== Work order ==
Filter on the word "name": copy each matching line from the listing below.

[Material for this exercise]

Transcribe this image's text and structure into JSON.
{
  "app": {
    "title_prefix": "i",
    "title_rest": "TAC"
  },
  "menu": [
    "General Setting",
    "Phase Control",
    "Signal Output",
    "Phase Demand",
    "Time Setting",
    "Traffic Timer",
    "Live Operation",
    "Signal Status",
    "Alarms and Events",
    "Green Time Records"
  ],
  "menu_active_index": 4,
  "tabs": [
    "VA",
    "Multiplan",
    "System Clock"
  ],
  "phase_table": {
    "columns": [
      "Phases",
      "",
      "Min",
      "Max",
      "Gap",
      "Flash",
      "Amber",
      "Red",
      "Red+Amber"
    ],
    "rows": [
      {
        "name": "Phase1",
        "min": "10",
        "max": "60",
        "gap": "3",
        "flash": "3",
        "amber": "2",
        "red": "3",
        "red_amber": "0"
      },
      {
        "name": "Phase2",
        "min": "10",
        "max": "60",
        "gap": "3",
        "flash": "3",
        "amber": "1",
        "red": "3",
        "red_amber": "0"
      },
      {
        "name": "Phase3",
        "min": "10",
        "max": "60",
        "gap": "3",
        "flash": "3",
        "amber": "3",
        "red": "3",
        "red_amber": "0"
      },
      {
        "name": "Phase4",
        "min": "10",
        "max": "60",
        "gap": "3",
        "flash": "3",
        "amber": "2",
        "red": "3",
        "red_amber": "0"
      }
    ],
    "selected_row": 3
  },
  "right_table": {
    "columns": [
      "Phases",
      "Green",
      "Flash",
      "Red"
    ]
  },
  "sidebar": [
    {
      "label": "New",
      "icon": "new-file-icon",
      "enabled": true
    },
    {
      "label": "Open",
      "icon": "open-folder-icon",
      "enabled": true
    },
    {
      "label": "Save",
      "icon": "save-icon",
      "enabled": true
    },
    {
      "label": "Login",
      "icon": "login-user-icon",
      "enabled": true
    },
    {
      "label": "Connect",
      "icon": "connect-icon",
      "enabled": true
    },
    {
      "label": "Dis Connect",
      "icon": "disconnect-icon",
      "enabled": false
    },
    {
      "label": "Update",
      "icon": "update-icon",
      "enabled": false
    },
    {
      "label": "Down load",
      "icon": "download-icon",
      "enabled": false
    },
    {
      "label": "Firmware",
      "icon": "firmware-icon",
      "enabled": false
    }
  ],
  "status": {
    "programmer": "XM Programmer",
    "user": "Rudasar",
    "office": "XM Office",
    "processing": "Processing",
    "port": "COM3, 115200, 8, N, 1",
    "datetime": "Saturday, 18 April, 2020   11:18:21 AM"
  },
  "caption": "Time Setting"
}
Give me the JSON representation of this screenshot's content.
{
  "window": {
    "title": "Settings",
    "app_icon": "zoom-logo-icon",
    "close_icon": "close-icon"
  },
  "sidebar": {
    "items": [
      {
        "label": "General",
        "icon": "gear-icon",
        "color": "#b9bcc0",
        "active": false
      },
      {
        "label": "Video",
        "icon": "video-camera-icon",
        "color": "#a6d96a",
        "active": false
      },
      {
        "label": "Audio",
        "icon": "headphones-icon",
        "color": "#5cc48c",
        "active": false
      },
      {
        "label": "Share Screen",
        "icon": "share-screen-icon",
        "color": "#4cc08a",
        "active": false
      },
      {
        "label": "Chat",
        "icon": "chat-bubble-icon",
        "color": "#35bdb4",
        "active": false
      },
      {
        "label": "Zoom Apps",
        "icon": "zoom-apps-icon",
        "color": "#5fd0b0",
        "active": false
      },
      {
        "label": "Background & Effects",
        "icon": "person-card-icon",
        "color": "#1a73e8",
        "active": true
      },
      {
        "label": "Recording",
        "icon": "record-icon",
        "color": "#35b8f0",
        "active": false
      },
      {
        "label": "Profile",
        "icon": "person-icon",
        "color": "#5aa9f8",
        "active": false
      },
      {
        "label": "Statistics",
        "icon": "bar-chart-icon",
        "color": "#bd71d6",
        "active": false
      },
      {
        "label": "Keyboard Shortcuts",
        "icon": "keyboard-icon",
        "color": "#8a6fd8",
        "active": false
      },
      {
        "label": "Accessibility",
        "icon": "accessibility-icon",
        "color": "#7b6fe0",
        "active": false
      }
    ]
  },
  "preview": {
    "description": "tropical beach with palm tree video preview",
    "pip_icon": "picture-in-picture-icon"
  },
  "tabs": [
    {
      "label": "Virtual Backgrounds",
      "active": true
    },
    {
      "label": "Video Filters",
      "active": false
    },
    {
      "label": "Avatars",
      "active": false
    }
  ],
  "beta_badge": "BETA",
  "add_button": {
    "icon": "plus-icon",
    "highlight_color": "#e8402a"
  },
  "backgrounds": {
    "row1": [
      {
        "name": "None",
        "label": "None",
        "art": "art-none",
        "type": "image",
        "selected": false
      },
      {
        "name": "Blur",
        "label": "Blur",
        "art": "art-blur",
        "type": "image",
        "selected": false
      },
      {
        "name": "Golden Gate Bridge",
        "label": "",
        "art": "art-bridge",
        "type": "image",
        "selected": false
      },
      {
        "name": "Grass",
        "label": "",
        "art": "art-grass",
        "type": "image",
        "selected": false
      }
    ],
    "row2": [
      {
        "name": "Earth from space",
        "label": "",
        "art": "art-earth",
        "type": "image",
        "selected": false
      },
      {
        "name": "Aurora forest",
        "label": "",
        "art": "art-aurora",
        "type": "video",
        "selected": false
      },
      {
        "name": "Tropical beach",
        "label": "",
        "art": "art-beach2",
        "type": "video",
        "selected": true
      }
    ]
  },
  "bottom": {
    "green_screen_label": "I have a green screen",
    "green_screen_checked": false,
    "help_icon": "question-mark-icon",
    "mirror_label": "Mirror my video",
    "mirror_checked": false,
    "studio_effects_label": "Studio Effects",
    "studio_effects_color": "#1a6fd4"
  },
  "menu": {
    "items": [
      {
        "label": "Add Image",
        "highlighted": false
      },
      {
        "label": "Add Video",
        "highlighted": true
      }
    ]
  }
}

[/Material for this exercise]

== Response to this task ==
        "name": "Phase1",
        "name": "Phase2",
        "name": "Phase3",
        "name": "Phase4",
        "name": "None",
        "name": "Blur",
        "name": "Golden Gate Bridge",
        "name": "Grass",
        "name": "Earth from space",
        "name": "Aurora forest",
        "name": "Tropical beach",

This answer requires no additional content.